To put this second point in context, the average annual return on UK gilts over the last 50 years has been 2.9% (adjusting for inflation) compared to the last 12 months where ten year gilts have returned 11% and 30 years gilts have returned 23%. At the time of writing, yields on long dated gilts are hitting fresh record lows – investors seem happy to accept minimal returns for extended periods of time, so long as their assets are invested in what are seen as safe havens.
London-listed equities have performed much better than scaremongering media headlines would have us believe, with the FTSE 100 making steady progress throughout 2016. Smaller and more UK-centric companies have been under pressure since the EU referendum as investors have looked to reduce exposure to areas such as London property and the UK high street. It is understandable that investors are wary of the UK economy but it is also worth remembering that we are not currently in a recession and that we should now be through the point of greatest uncertainty.

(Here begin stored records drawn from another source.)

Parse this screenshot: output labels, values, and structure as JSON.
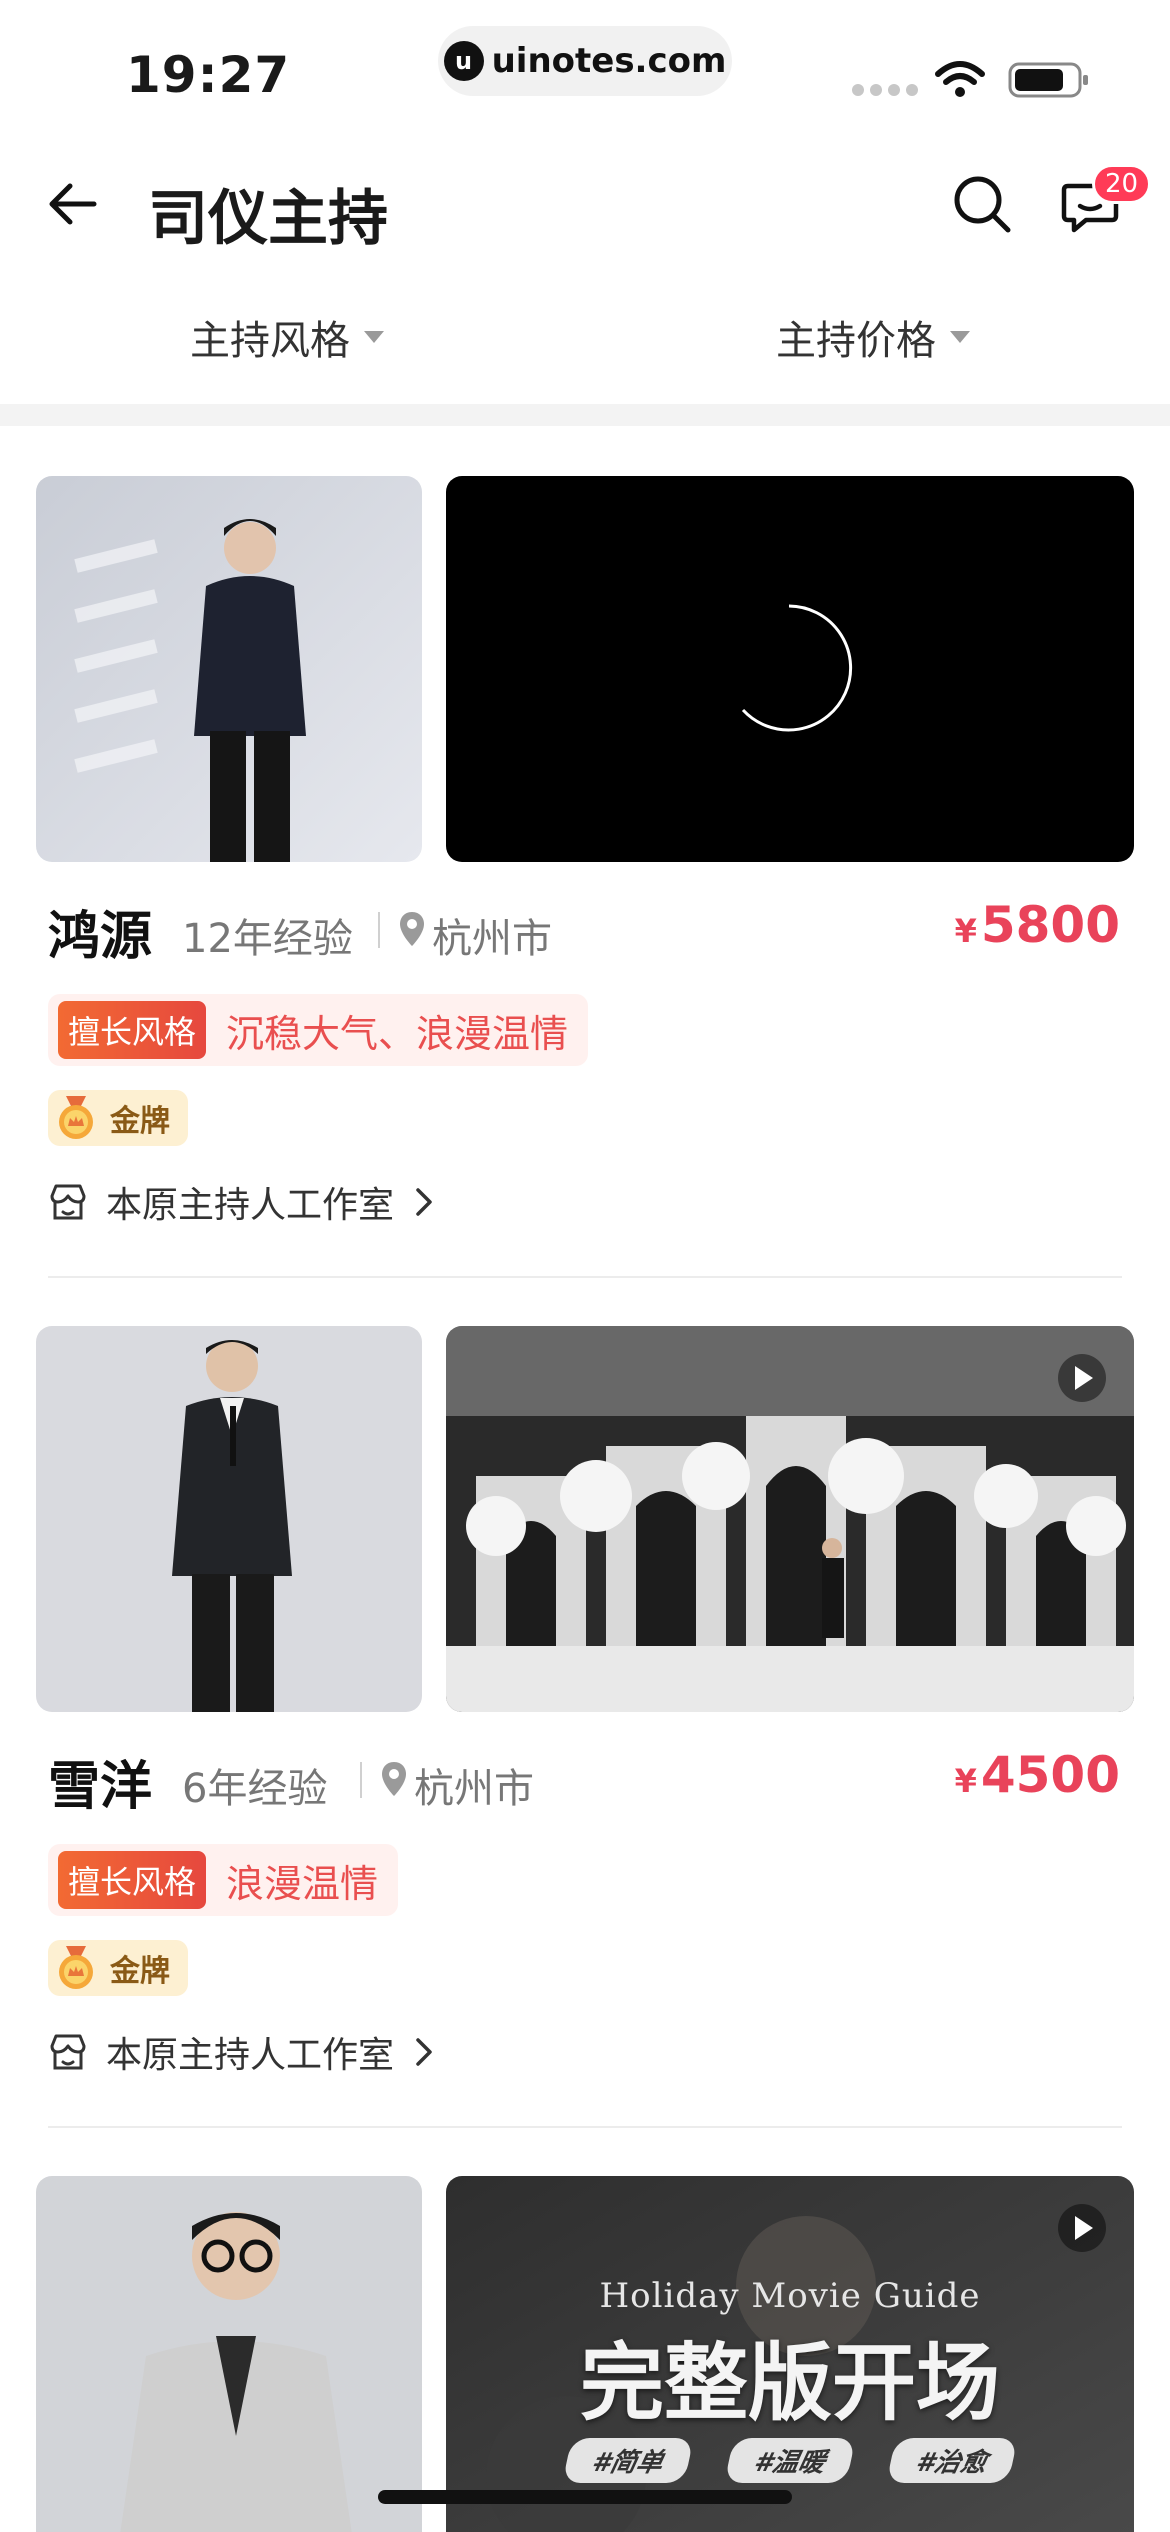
{
  "status_bar": {
    "time": "19:27",
    "url": "uinotes.com",
    "url_logo": "u"
  },
  "header": {
    "title": "司仪主持",
    "message_badge": "20"
  },
  "filters": [
    {
      "label": "主持风格"
    },
    {
      "label": "主持价格"
    }
  ],
  "hosts": [
    {
      "name": "鸿源",
      "experience": "12年经验",
      "city": "杭州市",
      "currency": "¥",
      "price": "5800",
      "style_tag": "擅长风格",
      "style": "沉稳大气、浪漫温情",
      "medal": "金牌",
      "studio": "本原主持人工作室"
    },
    {
      "name": "雪洋",
      "experience": "6年经验",
      "city": "杭州市",
      "currency": "¥",
      "price": "4500",
      "style_tag": "擅长风格",
      "style": "浪漫温情",
      "medal": "金牌",
      "studio": "本原主持人工作室"
    }
  ],
  "poster": {
    "subtitle": "Holiday Movie Guide",
    "title": "完整版开场",
    "tags": [
      "#简单",
      "#温暖",
      "#治愈"
    ]
  },
  "colors": {
    "accent": "#e9435a",
    "badge": "#ff3b57",
    "style_tag": "#f26a33",
    "gold_bg": "#fdf0d2"
  }
}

There are plenty of headline-grabbing events ahead, with new leadership in the UK and in the US later in the year and potentially in Europe too before long. Volatility has spiked twice in 2016 already and tends to do so around such elections but it must be remembered that volatility presents opportunity for investors. For the funds that I manage I will continue to focus on owning shares in high quality businesses that can generate secure and growing dividends for shareholders. If market jitters result in share prices detaching from the value of such businesses, that is where particularly lucrative investment opportunities arise.

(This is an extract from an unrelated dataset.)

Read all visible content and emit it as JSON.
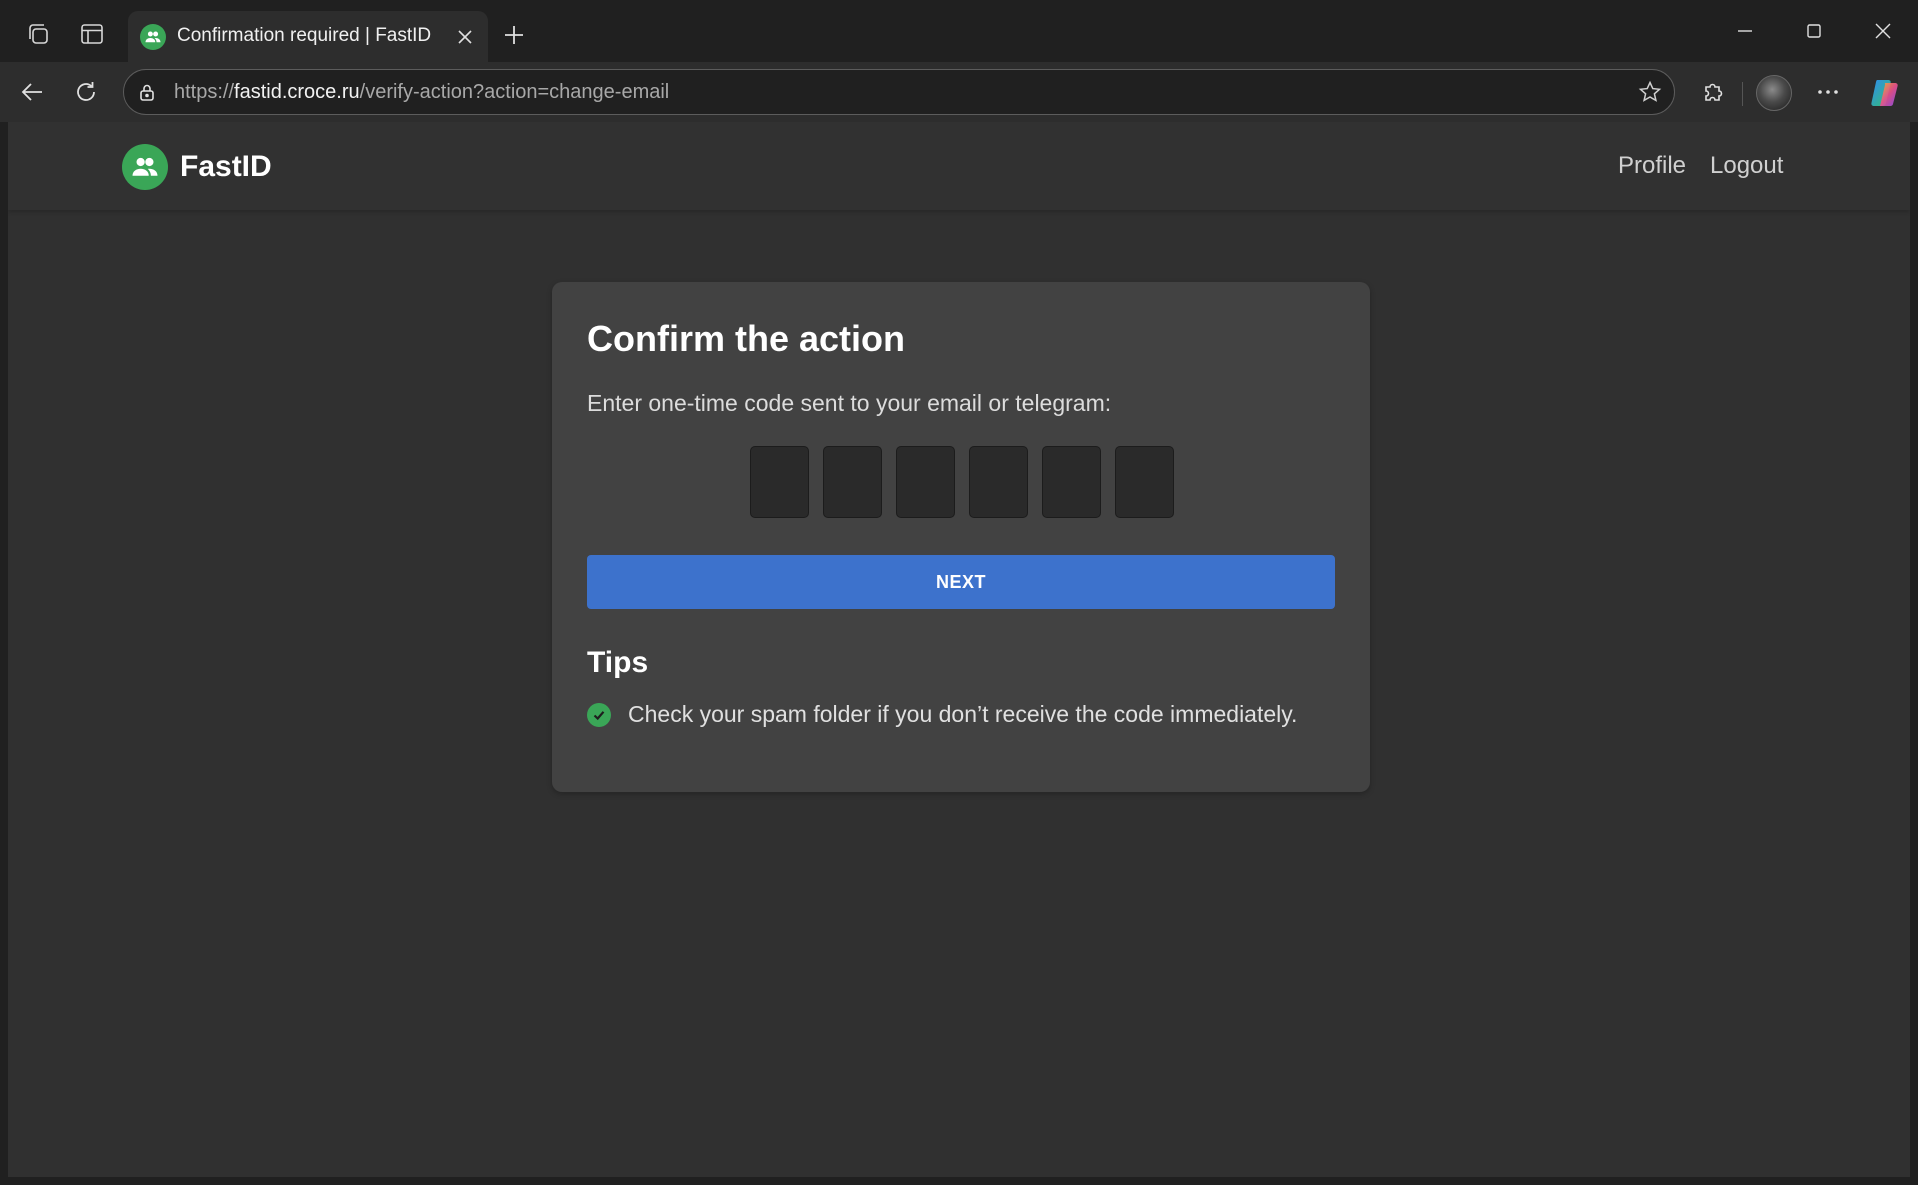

Fred Mahon is the fund manager of JM Finn’s Coleman Street Investments service. Click here for more information.